The increased prominence of online sales channels brings with it far greater scrutiny - digital leaders have to ensure the effective use of data now more than ever. Whilst many have access to an abundance of customer data, it is fundamental to ensure that the right infrastructure is in place to draw synergies and use these findings effectively. Those who can generate meaningful insight and act at pace will lead the way and greater attention is being given to how data can improve operations moving forward. Even those that do not sell online have been taking advantage of data; Lidl for example, now described as a state-of-the-art retailer with strong data science and analytics capability, has started gathering insights from the extensive number of users it recruited to its Lidl Plus loyalty programme in only a couple of months.
Cohesive multi-channel proposition
Kenyatte Nelson, Chief Brand Officer at N Brown Group, feels that ‘the winners will be companies that truly understand the end-to-end customer lifecycle and how to optimise profitability.’ There is no one size fits all approach. Whether it is the opportunity that has been created for brands to capitalise on the surge in DTC sales, or for retailers to enhance final mile fulfilment using store networks - the more margin diluting headaches that can be avoided, whilst delivering a seamless customer experience seems to be the ‘holy grail’.

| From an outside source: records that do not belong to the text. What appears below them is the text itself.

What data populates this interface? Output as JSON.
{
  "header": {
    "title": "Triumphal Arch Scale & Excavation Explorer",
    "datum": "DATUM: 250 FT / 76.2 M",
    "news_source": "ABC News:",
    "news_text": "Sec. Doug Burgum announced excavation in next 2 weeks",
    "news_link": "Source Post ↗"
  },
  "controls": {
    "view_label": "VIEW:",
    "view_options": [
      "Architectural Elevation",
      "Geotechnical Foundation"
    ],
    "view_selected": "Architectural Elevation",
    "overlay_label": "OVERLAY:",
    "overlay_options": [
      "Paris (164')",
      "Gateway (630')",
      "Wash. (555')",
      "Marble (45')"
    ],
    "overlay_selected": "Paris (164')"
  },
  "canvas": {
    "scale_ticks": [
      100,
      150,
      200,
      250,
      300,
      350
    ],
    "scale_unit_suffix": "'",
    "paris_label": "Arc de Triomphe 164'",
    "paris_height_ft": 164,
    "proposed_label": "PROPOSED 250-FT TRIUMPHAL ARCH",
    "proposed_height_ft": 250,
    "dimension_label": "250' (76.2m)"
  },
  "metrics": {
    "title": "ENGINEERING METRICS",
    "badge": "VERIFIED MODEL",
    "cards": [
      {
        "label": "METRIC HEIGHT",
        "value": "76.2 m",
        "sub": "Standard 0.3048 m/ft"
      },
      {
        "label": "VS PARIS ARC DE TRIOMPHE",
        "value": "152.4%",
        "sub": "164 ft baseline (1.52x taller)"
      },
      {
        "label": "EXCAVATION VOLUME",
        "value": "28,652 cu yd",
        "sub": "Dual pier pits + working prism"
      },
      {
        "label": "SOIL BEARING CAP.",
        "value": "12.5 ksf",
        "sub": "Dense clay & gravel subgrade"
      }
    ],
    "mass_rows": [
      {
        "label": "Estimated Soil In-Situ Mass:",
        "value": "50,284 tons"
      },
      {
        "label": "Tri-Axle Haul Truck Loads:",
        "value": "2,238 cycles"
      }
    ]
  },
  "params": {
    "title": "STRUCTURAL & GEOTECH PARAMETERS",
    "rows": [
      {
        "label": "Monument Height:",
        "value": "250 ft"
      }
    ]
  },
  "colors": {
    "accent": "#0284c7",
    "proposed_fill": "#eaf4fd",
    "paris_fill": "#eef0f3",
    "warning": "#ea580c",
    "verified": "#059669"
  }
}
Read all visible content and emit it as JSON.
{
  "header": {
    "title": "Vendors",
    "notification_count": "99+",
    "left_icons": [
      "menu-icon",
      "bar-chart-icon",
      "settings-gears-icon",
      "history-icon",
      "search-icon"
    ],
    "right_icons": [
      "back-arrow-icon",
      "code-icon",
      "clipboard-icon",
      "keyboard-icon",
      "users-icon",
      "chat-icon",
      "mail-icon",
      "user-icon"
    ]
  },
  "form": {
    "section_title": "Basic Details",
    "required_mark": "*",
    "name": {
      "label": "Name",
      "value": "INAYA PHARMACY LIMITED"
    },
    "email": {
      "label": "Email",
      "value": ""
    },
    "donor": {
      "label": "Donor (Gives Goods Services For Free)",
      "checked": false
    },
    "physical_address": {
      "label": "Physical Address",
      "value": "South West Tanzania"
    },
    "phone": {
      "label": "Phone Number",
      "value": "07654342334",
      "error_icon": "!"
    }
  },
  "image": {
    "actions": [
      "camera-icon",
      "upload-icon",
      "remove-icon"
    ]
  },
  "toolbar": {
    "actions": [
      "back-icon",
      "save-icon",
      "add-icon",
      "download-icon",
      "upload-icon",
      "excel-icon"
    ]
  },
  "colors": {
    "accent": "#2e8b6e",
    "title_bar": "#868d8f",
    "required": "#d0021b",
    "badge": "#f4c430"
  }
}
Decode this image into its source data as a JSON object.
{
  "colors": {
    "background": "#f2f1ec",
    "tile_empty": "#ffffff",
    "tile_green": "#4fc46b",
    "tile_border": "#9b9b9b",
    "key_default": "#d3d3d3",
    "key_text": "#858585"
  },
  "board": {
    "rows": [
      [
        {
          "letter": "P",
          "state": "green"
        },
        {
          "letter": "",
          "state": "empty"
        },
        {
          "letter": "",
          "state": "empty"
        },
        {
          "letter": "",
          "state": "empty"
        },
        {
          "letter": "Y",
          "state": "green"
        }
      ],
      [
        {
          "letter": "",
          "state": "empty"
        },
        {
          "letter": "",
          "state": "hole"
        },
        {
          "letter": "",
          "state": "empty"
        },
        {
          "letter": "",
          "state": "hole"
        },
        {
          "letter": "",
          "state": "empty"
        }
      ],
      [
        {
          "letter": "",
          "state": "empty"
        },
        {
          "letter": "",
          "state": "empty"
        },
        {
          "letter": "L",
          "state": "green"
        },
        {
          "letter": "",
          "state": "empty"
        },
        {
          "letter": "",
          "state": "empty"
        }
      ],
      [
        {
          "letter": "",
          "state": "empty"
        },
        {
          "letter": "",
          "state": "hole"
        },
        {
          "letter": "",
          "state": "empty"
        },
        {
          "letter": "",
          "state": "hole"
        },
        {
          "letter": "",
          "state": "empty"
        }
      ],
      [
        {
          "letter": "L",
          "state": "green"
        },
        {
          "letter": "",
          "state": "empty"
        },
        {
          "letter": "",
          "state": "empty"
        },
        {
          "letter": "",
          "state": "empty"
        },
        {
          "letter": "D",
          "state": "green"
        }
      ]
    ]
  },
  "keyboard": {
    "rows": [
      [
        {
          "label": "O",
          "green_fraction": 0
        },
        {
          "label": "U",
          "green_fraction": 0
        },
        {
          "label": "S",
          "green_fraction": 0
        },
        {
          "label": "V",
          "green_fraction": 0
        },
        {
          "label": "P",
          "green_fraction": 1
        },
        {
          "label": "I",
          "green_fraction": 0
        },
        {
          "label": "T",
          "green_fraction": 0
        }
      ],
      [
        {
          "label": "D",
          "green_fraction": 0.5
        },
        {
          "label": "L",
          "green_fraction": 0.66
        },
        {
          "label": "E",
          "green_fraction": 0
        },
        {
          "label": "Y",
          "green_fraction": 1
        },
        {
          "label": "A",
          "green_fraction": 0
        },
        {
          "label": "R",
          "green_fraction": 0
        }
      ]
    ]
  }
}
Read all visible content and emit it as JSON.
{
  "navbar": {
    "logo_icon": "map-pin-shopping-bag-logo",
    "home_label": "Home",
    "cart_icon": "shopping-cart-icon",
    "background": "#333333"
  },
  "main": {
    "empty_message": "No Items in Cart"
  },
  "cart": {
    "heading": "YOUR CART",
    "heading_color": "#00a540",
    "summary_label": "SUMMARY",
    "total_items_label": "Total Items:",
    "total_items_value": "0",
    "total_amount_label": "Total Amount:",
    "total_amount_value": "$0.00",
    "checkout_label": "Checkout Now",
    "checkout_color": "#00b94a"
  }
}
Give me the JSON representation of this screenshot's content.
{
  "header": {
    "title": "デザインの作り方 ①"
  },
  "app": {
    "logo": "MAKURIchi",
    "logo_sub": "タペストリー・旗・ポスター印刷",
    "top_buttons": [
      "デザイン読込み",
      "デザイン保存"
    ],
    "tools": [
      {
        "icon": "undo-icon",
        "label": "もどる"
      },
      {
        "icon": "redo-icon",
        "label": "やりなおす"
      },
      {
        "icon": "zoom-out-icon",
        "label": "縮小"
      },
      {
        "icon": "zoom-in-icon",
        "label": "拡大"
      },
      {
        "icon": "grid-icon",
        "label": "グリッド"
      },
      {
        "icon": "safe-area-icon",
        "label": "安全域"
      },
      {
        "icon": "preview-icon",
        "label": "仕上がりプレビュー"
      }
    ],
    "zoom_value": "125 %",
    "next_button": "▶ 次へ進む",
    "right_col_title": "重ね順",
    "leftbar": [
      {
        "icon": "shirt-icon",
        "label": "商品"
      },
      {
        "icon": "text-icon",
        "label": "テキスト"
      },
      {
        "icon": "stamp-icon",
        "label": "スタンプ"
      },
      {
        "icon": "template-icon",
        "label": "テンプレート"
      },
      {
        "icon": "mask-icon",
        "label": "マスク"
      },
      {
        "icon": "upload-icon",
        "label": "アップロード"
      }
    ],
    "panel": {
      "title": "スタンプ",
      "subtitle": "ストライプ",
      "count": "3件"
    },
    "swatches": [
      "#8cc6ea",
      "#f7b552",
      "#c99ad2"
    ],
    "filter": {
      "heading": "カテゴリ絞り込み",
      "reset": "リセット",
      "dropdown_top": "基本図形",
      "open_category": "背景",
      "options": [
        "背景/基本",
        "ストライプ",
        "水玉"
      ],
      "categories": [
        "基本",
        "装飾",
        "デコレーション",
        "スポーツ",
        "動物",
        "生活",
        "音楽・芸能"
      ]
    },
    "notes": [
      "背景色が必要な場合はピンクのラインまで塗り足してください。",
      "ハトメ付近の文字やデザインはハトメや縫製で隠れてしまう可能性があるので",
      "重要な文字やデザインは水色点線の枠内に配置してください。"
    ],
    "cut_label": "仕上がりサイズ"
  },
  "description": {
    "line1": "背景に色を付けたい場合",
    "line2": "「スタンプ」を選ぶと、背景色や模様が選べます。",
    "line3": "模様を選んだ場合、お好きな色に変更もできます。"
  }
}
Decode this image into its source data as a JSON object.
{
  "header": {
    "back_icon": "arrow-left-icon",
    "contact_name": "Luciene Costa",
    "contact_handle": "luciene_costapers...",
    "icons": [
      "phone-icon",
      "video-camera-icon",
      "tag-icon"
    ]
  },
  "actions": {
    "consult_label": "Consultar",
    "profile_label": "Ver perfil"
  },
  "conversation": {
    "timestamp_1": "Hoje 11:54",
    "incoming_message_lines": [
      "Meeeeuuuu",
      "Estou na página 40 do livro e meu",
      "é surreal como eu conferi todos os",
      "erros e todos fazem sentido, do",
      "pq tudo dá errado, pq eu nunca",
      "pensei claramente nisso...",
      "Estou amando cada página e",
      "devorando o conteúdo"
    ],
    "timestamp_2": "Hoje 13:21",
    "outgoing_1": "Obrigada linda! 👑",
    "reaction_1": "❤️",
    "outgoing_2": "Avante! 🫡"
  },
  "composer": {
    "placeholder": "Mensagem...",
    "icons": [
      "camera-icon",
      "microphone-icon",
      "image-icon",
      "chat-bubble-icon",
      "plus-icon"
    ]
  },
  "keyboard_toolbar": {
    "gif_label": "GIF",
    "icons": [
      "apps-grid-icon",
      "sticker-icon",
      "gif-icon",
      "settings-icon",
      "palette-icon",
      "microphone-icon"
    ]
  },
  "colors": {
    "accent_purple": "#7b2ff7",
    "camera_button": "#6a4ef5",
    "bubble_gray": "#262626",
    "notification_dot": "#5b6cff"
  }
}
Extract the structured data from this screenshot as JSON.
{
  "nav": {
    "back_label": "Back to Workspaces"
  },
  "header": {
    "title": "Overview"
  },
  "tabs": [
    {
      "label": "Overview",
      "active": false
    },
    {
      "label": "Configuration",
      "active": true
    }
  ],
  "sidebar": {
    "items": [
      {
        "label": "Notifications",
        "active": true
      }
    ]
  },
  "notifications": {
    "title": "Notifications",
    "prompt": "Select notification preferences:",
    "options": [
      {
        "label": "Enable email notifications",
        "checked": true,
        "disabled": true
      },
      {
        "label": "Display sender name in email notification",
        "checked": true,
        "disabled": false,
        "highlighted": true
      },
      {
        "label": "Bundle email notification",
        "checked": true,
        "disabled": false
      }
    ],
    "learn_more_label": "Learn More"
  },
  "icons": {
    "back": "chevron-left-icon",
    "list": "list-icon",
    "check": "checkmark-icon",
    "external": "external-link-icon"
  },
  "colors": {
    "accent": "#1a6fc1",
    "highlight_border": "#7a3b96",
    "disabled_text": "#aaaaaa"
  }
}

Overall, digital has certainly been placed in the spotlight during the last twelve months and as a result, the visibility of its leaders has been elevated internally. By continuing to disrupt their organisations and helping to achieve profitable and sustainable growth, they will certainly play a critical role in helping shape the overall business strategy moving forward.